The residents on Curry Road are tired of seeing their street turned into a drag strip.
"Something that used to be private and secluded and peaceful is now a race track," said Carol Henderson, a Curry Road resident who was among the 82 percent of homeowners who signed a petition in favor of speed humps.
"I'm standing at the kitchen window. The speed limit's 25 mph and they're doing 45 and 50 mph without regard to the number of children who live on our street," Henderson said.
That's not mere anecdotal hype on Henderson's part. A county traffic study determined that drivers don't only break the 25 mph speed limit, they break it by a lot.
Technicians clocked the traffic and found that the slowest 85 percent of drivers, a standard nationwide measure, were driving an average of 41 mph.
The County Commission was set to vote on the speed hump issue Tuesday, but the item was pulled from the agenda for "further revisions."
Residents first brought their concerns to county officials last summer, and several meetings and hearings since then have given them a chance to voice their discontent.
"I'm the person who stands in front complaining," said Linda Lins, a speed hump supporter. "I'm the one who's had two cats killed. I've had two kids in the neighborhood almost hit in front of my house."
At a hearing on the matter in September, residents said they can't walk their dogs at night, animals have been killed by speeders, and children going to the bus stop are threatened.

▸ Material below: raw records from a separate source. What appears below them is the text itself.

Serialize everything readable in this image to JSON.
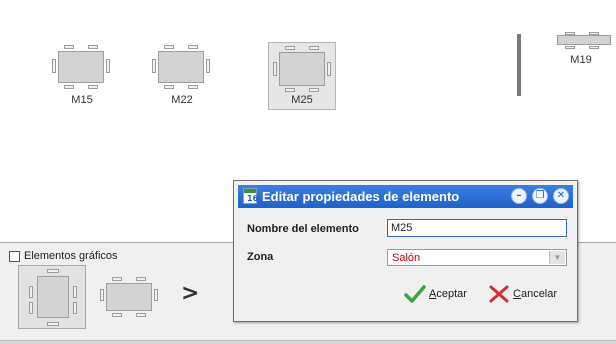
{
  "tables": [
    {
      "label": "M15",
      "selected": false
    },
    {
      "label": "M22",
      "selected": false
    },
    {
      "label": "M25",
      "selected": true
    },
    {
      "label": "M19",
      "selected": false
    }
  ],
  "palette": {
    "checkbox_label": "Elementos gráficos",
    "checked": false,
    "arrow_glyph": ">"
  },
  "dialog": {
    "title": "Editar propiedades de elemento",
    "title_icon": "calendar-icon",
    "name_label": "Nombre del elemento",
    "name_value": "M25",
    "zone_label": "Zona",
    "zone_value": "Salón",
    "accept_label": "Aceptar",
    "cancel_label": "Cancelar",
    "window_buttons": [
      "minimize",
      "restore",
      "close"
    ]
  },
  "colors": {
    "titlebar": "#1f62c8",
    "zone_text": "#c00000",
    "accept_icon": "#3aa53a",
    "cancel_icon": "#d03030"
  }
}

"The cars are flying," was a common comment.
But while 20 residents spoke in favor of speed humps or wrote letters supporting them, 14 residents opposed them.

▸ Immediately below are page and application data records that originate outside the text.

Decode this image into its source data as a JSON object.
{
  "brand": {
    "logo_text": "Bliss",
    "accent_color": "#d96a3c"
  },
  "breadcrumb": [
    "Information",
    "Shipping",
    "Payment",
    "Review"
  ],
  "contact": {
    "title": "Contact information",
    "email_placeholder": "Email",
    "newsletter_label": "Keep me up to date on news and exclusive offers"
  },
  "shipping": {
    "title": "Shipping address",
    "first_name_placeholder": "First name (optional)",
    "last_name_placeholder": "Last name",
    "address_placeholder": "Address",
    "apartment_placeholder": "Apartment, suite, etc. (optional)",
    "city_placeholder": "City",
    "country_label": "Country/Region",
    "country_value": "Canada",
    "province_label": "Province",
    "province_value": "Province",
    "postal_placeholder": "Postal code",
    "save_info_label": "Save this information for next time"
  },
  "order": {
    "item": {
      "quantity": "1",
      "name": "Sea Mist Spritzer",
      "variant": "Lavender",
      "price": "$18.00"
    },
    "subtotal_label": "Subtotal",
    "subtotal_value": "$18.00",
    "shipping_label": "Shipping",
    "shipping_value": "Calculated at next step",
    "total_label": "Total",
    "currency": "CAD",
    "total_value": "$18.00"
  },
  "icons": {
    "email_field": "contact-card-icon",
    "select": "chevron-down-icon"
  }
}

The county also tried beefing up enforcement in the area, but deputies writing tickets only had limited results for a problem that was continuous. So residents asked for the two speed humps.

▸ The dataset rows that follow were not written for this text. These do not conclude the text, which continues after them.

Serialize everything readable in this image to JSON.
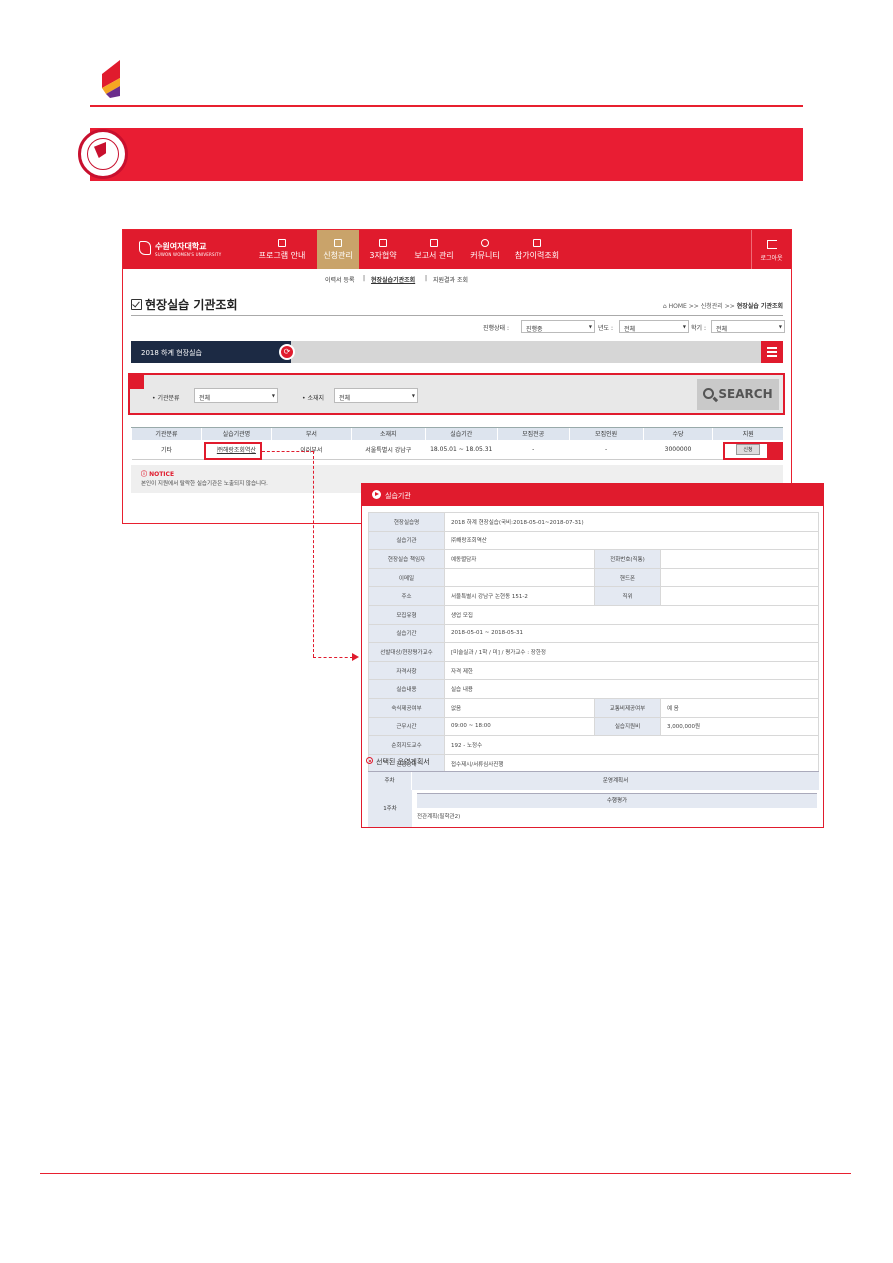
{
  "nav": {
    "brand_name": "수원여자대학교",
    "brand_sub": "SUWON WOMEN'S UNIVERSITY",
    "menu": [
      "프로그램 안내",
      "신청관리",
      "3자협약",
      "보고서 관리",
      "커뮤니티",
      "참가이력조회"
    ],
    "active_index": 1,
    "logout": "로그아웃"
  },
  "subnav": [
    "이력서 등록",
    "|",
    "현장실습기관조회",
    "|",
    "지원결과 조회"
  ],
  "page": {
    "title": "현장실습 기관조회",
    "breadcrumb_home": "HOME",
    "breadcrumb_sep": ">>",
    "breadcrumb_mid": "신청관리",
    "breadcrumb_cur": "현장실습 기관조회"
  },
  "filters": {
    "status_label": "진행상태 :",
    "status_value": "진행중",
    "year_label": "년도 :",
    "year_value": "전체",
    "term_label": "학기 :",
    "term_value": "전체"
  },
  "semester": "2018 하계 현장실습",
  "search": {
    "category_label": "기관분류",
    "category_value": "전체",
    "location_label": "소재지",
    "location_value": "전체",
    "button": "SEARCH"
  },
  "table": {
    "headers": [
      "기관분류",
      "실습기관명",
      "부서",
      "소재지",
      "실습기간",
      "모집전공",
      "모집인원",
      "수당",
      "지원"
    ],
    "rows": [
      [
        "기타",
        "㈜해랑조회역산",
        "이러부서",
        "서울특별시   강남구",
        "18.05.01 ~ 18.05.31",
        "-",
        "-",
        "3000000",
        "신청"
      ]
    ]
  },
  "notice": {
    "title": "NOTICE",
    "text": "본인이 지원에서 탈락한 실습기관은 노출되지 않습니다."
  },
  "detail": {
    "header": "실습기관",
    "rows": [
      {
        "k": "현장실습명",
        "v": "2018 하계 현장실습(국비:2018-05-01~2018-07-31)"
      },
      {
        "k": "실습기관",
        "v": "㈜해랑조회역산"
      },
      {
        "k": "현장실습 책임자",
        "v": "예동렬담자",
        "k2": "전화번호(직통)",
        "v2": ""
      },
      {
        "k": "이메일",
        "v": "",
        "k2": "핸드폰",
        "v2": ""
      },
      {
        "k": "주소",
        "v": "서울특별시 강남구 논현동 151-2",
        "k2": "직위",
        "v2": ""
      },
      {
        "k": "모집유형",
        "v": "생업 모집"
      },
      {
        "k": "실습기간",
        "v": "2018-05-01 ~ 2018-05-31"
      },
      {
        "k": "선발대상/현장평가교수",
        "v": "[미술실과 / 1학 / 미] / 평가교수 : 장한정"
      },
      {
        "k": "자격사항",
        "v": "자격 제한"
      },
      {
        "k": "실습내용",
        "v": "실습 내용"
      },
      {
        "k": "숙식제공여부",
        "v": "없음",
        "k2": "교통비제공여부",
        "v2": "예 음"
      },
      {
        "k": "근무시간",
        "v": "09:00 ~ 18:00",
        "k2": "실습지원비",
        "v2": "3,000,000원"
      },
      {
        "k": "순회지도교수",
        "v": "192 - 노정수"
      },
      {
        "k": "진행상태",
        "v": "접수제시/서류심사진행"
      }
    ],
    "plan_title": "선택된 운영계획서",
    "plan_week_header": "주차",
    "plan_header": "운영계획서",
    "plan_week": "1주차",
    "plan_sub_header": "수행평가",
    "plan_value": "전관계획(필학관2)"
  },
  "colors": {
    "accent": "#e01b2d",
    "brand_gold": "#c9a36a",
    "navy": "#1c2a44"
  }
}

The issue has pitted neighbor against neighbor in the self-contained development between Livingston Avenue and Interstate 275.
"Some of us around here have gotten almost obnoxious," Henderson said. "When we're standing out there, they fly by anyway and we go, "SLOW DOWN!' The biggest offenders are our neighbors."
"It's split the neighborhood up," Lins said. "People quit talking to each other."
Lins said the opposition has come mostly from residents who live in the back part of the development, Curry Cove, where speeding is less common.
"They think property values will go down, but I tell them they have them in Avila and Cheval," Lins said.
_ Logan Mabe can be reached at (813) 226-3464 or mabesptimes.com.